Your site doesn’t play well with mobile traffic

If your site does not support mobile traffic you are missing out on a huge customer potential. More and more internet users access pages through a web-enabled device and if you don’t have a site version that is optimized for that experience, chances are those visitors are going to go somewhere else that allows them to browse or buy on the go. Mobile sites require different coding and frameworks so keep that in mind when scoping your site’s redesign.

Poor branding

The only thing worse than no branding is poor branding and your site plays an integral part in that. Your website and its design should reflect the personality and nature of your company while also helping it stand out from the competition. Do the colors fit well together into a scheme and are they consistent throughout all brand and marketing materials? Are your photos clear, crisp and relevant to the information they represent? Is your logo effectively displayed? Does all of the copy and textual information flow together and present a consistent voice? Is your website fun? A website that does not support your brand will not be effective in turning visitors on to what you have to offer and will not lead to a relevant and long-lasting business.

Too much time is spent troubleshooting the technical end of your site

There is a major problem when instead of providing better customer support you spend time troubleshooting and serving as technical support. If you spend more time fixing technical aspects your site than you do optimizing it then it’s time to start looking into new hosting options, content management systems, shopping cart programs, or even the entire framework and navigation of your site. It can be exhaustive to continually have to look into error messages and field emails asking why a certain feature of your site doesn’t work as intuitively as it should. Also, if scalability was not a priority the first time you designed your site, then you might be having problems in the future with finding ways and places to put important product and company information. If your site does not have the ability to grow with content and pages then chances are that your profits and sales don’t have a favorable chance to grow either.

Google and other search engines cannot find you

If search engine robots can’t find you, real-life people cannot, either. Are your landing pages, or the gateways to your site, well designed and optimized in a way that encourages customers to click to your site and eventually convert? Does your site match the expectation of query-based searches and messages found in your paid ads? Does your page structure and navigation match your top searched keywords? Is your site SEO friendly? Keep in mind that object such as flash is not crawled Google or other search engine robots and that keeping a stream of informative and interesting content will help the most with optimizing your organic search results. Make sure your top-selling products are represented well with good photos, good information about them and helpful customer reviews.

Adding value to an already valuable asset

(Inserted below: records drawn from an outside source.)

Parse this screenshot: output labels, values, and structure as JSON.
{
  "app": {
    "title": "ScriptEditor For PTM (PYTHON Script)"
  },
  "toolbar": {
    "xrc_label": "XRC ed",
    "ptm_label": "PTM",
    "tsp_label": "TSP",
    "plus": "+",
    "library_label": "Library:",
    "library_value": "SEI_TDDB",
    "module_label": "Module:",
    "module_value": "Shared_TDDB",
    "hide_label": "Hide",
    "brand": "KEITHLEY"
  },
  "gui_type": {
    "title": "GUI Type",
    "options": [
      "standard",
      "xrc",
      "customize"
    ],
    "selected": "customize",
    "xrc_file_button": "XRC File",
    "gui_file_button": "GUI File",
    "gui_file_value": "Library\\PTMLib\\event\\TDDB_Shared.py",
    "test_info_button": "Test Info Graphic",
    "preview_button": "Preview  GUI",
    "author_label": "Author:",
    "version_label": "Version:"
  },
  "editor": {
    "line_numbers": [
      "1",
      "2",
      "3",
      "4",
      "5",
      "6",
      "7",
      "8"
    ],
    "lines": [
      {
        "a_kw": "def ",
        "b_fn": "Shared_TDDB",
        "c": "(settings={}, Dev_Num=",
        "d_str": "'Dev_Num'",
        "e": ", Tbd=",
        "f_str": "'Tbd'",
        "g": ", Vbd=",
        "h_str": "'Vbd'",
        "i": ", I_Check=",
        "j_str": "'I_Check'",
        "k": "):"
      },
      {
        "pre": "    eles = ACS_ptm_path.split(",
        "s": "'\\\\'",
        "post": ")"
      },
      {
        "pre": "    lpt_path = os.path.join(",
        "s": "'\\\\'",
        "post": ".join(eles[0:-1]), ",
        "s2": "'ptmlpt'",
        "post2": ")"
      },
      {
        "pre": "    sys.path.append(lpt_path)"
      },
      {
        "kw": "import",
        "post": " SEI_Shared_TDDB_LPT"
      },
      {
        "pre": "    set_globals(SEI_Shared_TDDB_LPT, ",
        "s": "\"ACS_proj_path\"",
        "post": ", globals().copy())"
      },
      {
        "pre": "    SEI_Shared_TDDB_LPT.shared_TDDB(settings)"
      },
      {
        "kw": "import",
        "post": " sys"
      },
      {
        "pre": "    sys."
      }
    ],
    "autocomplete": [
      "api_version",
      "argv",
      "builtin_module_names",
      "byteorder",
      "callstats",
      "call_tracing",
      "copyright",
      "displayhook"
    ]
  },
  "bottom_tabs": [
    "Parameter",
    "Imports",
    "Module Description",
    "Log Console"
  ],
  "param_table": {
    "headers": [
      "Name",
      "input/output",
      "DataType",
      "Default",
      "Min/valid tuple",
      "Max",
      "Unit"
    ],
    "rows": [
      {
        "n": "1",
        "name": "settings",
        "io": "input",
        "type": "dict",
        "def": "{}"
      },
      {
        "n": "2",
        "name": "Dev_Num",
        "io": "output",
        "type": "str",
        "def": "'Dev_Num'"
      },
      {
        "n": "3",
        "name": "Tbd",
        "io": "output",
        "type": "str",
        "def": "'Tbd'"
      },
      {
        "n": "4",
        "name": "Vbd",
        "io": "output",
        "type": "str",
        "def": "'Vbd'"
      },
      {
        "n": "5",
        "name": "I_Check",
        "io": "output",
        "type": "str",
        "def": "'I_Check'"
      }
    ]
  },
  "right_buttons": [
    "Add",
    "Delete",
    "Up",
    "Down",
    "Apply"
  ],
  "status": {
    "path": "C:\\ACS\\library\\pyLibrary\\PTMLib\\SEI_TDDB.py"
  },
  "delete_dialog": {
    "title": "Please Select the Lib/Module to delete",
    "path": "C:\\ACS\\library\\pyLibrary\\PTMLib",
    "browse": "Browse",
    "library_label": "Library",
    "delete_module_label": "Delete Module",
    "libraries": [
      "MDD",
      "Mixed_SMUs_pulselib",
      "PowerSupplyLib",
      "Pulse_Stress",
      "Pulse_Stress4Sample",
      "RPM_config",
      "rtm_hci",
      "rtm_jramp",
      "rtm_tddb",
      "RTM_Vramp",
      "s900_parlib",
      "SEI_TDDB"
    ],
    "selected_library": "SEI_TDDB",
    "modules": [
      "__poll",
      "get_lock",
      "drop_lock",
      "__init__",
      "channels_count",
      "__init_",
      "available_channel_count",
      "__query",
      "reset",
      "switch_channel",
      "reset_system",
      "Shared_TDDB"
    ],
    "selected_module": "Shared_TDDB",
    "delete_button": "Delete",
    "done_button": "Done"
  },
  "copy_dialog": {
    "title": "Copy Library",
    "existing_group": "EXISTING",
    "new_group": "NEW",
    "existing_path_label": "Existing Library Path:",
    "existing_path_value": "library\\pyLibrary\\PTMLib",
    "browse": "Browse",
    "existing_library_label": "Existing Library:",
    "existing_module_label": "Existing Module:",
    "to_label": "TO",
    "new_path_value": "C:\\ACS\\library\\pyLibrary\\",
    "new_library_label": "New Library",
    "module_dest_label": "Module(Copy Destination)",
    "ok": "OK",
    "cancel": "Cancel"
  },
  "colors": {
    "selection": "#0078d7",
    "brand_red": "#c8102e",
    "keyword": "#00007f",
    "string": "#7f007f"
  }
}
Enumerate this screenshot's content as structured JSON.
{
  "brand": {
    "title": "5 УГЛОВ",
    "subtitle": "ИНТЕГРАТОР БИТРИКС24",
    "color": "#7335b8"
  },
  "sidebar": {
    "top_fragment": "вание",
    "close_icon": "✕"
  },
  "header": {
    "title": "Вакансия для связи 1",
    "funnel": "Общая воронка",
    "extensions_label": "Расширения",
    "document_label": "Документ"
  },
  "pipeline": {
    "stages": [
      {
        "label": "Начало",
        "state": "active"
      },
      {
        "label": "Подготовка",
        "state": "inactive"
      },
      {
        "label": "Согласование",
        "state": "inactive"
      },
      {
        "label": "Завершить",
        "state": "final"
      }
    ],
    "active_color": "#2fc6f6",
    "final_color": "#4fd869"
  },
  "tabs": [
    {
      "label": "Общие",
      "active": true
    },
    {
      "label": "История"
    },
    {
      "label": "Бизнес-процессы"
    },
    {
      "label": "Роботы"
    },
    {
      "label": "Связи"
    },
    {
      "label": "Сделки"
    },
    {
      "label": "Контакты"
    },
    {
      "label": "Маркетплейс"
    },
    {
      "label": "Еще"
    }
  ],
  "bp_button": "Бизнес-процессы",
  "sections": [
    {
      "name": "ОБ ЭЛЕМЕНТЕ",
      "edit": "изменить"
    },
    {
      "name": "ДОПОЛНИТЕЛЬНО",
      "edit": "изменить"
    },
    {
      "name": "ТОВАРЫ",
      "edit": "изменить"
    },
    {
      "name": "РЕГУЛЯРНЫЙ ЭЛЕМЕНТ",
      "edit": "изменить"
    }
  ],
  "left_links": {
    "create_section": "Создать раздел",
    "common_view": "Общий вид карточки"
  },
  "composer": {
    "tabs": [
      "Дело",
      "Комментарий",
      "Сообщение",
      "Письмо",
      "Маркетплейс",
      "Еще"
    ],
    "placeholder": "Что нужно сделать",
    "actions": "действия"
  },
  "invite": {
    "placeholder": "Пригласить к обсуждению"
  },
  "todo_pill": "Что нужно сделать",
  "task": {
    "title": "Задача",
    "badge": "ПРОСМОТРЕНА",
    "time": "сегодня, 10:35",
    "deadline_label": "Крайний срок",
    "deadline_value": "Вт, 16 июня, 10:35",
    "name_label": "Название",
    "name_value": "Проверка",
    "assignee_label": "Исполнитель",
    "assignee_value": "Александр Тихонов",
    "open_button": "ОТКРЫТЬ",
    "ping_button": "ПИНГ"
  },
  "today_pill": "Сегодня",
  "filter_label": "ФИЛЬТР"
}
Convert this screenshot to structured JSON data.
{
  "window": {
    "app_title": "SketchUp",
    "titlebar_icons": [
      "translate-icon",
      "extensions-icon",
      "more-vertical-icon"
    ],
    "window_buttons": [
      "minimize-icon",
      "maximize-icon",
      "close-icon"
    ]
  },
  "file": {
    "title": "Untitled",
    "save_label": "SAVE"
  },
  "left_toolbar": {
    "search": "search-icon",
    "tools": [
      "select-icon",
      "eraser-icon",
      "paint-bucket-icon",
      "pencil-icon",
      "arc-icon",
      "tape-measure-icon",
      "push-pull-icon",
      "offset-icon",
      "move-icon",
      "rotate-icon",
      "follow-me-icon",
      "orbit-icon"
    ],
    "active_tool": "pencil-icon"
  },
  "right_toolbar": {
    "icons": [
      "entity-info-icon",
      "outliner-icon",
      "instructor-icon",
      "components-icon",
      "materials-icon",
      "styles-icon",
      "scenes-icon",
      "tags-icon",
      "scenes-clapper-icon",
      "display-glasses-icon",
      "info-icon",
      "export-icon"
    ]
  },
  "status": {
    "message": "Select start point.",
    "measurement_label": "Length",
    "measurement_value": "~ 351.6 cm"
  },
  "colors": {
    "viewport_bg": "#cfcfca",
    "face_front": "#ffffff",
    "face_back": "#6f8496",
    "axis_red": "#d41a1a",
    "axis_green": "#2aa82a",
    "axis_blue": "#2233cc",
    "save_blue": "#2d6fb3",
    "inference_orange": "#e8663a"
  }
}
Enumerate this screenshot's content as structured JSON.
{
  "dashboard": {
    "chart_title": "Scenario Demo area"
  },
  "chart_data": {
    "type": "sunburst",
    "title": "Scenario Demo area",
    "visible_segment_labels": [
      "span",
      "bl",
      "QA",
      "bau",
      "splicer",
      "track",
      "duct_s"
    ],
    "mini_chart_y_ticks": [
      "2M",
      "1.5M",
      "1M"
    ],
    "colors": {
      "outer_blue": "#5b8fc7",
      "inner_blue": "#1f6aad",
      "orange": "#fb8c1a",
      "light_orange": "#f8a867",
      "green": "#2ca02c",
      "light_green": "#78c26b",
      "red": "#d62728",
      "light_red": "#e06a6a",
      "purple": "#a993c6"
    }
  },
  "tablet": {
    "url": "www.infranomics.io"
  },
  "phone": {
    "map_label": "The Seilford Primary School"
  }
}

Site redesign is not only for those with decreasing sales and leads – even a website that brings in net profit can benefit in the long run from a well thought out redesign. Consider what your net profit could be a year down the road if you did a site redesign or if you just kept things the same. Consider the higher conversion rate your site could potentially have and the sales and/or lead generation you could influence with some design tweaks. If your growth potential outweighs the immediate costs of pulling the trigger and doing a site overhaul, chances are you’re going to be making a good business decision that will pay out in the end.